━━━━━ Data supplied
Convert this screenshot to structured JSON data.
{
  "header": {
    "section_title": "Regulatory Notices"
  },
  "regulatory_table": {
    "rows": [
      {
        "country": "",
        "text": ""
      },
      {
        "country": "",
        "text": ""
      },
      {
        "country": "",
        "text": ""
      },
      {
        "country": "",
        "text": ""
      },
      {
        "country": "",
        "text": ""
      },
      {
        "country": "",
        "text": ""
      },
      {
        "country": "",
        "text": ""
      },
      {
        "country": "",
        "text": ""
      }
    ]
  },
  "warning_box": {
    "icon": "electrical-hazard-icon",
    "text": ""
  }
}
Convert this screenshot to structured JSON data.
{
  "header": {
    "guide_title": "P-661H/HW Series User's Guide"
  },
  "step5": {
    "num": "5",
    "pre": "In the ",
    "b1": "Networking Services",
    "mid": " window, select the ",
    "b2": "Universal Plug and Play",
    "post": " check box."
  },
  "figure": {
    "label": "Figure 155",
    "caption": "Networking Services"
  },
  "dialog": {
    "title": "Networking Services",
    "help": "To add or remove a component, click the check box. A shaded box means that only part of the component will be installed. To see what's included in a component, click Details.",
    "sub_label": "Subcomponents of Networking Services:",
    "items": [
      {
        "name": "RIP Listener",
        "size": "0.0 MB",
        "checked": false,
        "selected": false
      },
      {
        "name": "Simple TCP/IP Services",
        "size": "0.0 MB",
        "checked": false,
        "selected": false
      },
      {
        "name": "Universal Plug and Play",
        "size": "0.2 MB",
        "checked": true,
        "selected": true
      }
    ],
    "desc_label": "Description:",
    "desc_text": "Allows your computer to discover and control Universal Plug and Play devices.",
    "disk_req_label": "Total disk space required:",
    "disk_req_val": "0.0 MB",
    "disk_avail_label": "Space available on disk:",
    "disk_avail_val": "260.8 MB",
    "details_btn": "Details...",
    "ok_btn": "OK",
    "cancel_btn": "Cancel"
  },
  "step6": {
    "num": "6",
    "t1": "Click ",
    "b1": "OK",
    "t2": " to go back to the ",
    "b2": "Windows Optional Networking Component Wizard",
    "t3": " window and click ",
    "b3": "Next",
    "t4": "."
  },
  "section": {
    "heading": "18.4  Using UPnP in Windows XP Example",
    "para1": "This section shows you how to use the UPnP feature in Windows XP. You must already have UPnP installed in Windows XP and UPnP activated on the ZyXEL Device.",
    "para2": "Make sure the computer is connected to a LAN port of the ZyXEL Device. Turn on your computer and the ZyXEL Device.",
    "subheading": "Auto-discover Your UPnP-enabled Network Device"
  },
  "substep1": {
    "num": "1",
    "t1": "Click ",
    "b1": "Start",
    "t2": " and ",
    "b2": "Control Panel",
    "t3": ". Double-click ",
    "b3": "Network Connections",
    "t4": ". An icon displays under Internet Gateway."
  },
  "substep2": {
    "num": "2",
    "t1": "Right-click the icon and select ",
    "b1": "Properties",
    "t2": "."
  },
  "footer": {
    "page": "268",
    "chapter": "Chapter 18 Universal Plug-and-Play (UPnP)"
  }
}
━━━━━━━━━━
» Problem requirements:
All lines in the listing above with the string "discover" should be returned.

» Answer area:
    "desc_text": "Allows your computer to discover and control Universal Plug and Play devices.",
    "subheading": "Auto-discover Your UPnP-enabled Network Device"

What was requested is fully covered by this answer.